  • Detained in Dubai

We need to smarten up and stop letting Dubai make fools of us

The media has published numerous cases of how the UAE has been abusing its authority and judicial system against foreigners for years. We even have a number of documentaries and information available online showing the countless professional foreigners who have been jailed or mistreated because it has been to the advantage of a local, so why on earth are we as a group, going back for more? Is it hope? Greed? Or is it perhaps the "it won't happen to me" mentality? Perhaps we are lured by the welcoming hospitality of the people of the Gulf. We dine with them, go on holidays with them and we feel (and are even told) that we are "family".

There is no doubt about it... The UAE has a big marketing budget and provide what seem to be wonderful opportunities for expats and it can seem like an adventure.

We also generally have a perception that the people in the Gulf are obscenely rich and can help propel us to their millionaire status. Sometimes this is true and great when it is. The problem is that it is absolutely random as to whether one will end up better off, or in jail.

It is clear that the Emiratis have a very obvious ability to manipulate the legal system to their advantage. It is almost encouraged and can easily raise someone's status within their social circles when they can exert influence over the system, and the nature of this social norm is flowing down from the top of their government.

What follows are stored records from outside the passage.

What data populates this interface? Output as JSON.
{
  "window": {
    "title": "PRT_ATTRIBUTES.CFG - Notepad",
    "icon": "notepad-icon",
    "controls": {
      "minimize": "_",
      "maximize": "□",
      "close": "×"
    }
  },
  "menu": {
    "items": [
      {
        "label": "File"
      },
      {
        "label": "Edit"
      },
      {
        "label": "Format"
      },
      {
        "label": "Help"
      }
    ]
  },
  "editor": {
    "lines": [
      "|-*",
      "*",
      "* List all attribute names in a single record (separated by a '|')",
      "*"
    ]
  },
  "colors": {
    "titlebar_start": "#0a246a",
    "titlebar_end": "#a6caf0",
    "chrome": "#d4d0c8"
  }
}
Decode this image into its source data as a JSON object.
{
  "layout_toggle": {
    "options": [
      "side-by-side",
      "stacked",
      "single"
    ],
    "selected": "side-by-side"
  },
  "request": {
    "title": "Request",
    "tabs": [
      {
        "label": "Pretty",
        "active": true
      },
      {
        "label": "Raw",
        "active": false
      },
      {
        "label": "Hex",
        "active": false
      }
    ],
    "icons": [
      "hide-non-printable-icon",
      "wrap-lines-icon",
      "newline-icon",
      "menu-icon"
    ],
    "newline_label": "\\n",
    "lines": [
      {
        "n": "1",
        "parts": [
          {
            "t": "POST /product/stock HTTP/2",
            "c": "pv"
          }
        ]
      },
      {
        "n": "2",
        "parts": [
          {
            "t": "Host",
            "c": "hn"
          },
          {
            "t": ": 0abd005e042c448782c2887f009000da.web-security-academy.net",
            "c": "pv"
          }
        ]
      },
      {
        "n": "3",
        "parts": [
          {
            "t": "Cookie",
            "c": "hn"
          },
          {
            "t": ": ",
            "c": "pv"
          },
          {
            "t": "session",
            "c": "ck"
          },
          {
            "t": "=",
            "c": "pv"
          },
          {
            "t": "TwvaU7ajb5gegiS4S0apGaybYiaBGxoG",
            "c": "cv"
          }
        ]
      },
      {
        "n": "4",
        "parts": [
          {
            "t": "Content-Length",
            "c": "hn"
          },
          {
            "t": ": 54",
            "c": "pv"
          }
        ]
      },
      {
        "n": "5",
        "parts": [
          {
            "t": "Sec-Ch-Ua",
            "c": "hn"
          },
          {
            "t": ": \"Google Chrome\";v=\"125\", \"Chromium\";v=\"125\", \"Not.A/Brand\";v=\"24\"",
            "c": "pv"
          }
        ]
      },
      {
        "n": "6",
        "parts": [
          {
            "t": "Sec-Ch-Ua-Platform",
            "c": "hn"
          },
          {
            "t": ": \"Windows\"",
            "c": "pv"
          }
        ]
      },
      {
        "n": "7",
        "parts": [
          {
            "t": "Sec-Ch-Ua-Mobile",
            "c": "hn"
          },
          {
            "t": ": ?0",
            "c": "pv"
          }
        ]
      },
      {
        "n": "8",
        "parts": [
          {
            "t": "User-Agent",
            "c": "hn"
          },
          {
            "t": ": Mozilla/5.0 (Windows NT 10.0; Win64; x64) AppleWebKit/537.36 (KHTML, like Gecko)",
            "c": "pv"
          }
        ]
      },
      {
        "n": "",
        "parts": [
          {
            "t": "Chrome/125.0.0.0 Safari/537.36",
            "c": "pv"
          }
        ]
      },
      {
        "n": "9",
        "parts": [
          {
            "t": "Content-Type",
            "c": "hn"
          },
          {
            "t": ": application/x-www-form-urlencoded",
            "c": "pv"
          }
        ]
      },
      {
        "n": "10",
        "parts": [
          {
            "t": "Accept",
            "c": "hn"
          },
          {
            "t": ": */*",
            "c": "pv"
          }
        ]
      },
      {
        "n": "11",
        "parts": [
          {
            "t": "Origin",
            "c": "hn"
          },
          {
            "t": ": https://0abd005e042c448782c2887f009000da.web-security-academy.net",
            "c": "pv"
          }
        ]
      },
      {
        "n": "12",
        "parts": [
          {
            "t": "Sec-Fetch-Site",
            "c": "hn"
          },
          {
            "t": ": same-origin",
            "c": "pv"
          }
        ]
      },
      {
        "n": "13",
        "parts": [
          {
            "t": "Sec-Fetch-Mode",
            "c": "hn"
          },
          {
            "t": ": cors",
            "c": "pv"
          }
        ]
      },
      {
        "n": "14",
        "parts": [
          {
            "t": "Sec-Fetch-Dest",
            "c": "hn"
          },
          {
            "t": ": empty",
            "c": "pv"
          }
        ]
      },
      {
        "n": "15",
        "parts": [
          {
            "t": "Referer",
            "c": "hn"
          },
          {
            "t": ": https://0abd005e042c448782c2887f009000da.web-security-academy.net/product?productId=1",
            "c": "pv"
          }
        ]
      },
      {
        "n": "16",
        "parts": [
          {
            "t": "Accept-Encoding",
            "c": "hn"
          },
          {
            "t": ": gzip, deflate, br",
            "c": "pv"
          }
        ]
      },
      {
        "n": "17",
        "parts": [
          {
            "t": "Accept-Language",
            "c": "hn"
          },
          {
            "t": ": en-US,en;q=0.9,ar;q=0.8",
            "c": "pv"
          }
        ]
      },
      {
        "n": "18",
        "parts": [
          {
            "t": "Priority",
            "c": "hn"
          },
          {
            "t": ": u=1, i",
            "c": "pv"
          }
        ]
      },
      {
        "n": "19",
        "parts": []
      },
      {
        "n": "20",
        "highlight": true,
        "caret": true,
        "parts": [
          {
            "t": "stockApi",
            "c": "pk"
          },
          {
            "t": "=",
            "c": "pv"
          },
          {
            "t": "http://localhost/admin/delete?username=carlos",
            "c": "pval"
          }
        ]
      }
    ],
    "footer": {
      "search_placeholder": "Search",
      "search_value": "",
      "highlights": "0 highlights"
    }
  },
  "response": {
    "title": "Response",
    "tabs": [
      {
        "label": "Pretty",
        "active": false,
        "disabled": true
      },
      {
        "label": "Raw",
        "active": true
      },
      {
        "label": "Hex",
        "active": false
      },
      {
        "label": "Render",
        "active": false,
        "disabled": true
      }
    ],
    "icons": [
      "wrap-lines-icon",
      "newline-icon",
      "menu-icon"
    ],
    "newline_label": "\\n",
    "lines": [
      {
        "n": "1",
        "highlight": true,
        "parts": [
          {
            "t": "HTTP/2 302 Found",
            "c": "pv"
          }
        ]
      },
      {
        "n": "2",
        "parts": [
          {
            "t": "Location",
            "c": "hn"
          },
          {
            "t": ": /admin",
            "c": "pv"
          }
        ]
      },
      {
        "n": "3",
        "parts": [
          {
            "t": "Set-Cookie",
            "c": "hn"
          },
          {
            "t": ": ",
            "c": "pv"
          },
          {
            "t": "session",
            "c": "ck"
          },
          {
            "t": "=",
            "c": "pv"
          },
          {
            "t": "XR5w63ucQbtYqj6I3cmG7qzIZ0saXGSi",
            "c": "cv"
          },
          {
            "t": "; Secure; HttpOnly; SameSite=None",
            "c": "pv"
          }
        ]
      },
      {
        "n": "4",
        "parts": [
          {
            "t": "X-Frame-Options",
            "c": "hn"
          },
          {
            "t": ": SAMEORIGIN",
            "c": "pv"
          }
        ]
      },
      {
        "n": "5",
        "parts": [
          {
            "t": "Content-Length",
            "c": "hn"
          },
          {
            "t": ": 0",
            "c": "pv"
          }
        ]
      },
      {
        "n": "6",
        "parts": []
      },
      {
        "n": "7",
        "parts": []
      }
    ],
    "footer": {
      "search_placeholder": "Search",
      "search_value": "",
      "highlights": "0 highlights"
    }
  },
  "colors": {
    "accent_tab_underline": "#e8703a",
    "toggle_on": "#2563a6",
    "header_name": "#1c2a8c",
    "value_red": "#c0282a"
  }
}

In the case of Haddad, a Londoner, he was pressured to accept an unreasonably low offer to buy his share in a business; he refused. Emiratis don't like to hear a "no" from someone lower in the pecking order and so will find it gratifying to "outsmart" us.

In this case, the prominent family of Al Rastamani decided to do exactly that. Haddad's disgruntled business partner outright stole the company in retaliation, using every royal connection at her disposal. She arranged for him to be locked out of his office building even though he was the legal chairman and joint partner. She threatened via SMS that she would "put him in jail (for nothing)" and he was forced to flee. Then to administer the theft of the company, she employed a prominent lawyer, Habib Al Mulla (who is also